“Whether self-driving cars and trucks, drones, privatization of civic services like transportation, or dynamic pricing, all these developments embrace automation and efficiency, and abhor friction and waste. As Erik Brynjolfsson, a professor at the M.I.T. Sloan School of Management, told MIT Technology Review, ‘Productivity is at record levels, innovation has never been faster, and yet at the same time, we have a falling median income and we have fewer jobs. People are falling behind because technology is advancing so fast and our skills and organizations aren’t keeping up.’ It is, he said, ‘the great paradox of our era.’” — Om Malik in Silicon Valley Has an Empathy Vacuum.

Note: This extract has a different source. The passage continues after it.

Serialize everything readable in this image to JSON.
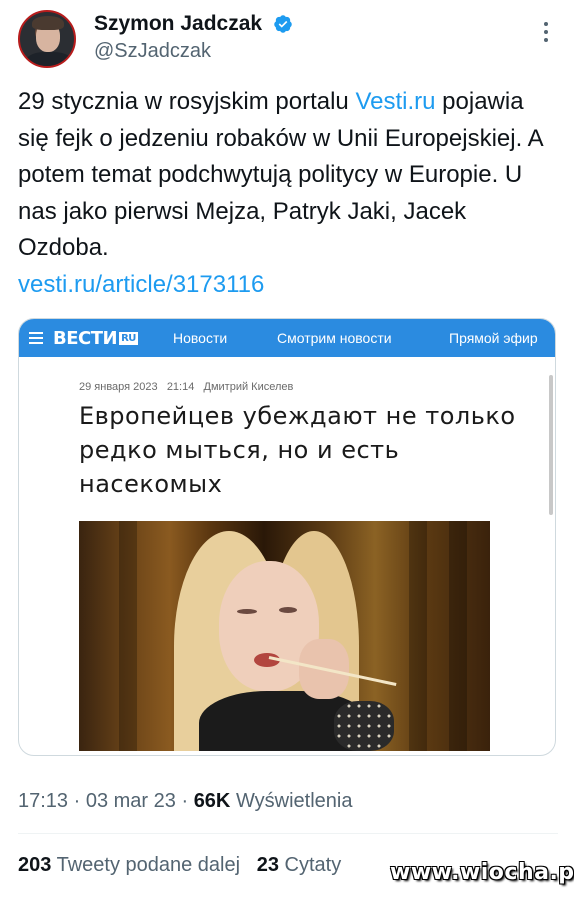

“If you start by saying, ‘Let’s implement a practice,’ you will get to the end of it very quickly and you will have changed very little in your organization and then you will find yourself at a dead end. […] You have to start much deeper and operate with a different mindset. You have to be thinking: What are the principles that you build into the organization? If you want to reach a whole new level of human capacity, if you really want people to wake up very day, jazzed to go to work, excited to give their very best, people who are challenging conventional wisdom, what sort of management would that have to be? Then we can work backward from there.” — Gary Hamel in Can Big Firms Be Agile?
“Today’s successful engineer should be driven by business and technical knowledge together with art. We are living in a transition time and this time calls for new models, a new management mindset and new management tools. Art is an important, dynamic part of the mould that makes up the progressive business climate today. Should we be studying Tchaikovsky and Shakespeare at the same time as the management theories of Peter Drucker? One thing is for certain: relying on ‘business as usual’ in today’s landscape is as good as staying on board a sinking ship.” — Fiona (McIntyre) Fitness in Is a Master of Fine Arts the ‘new MBA’?
ABOUT MARK STORM
As a catalyst for change and renewal, Mark Storm challenges leaders to understand today and shape tomorrow. He is a progressive thinker and sense-maker who looks at the world through different prisms — constantly asking himself why is it like that and not like this?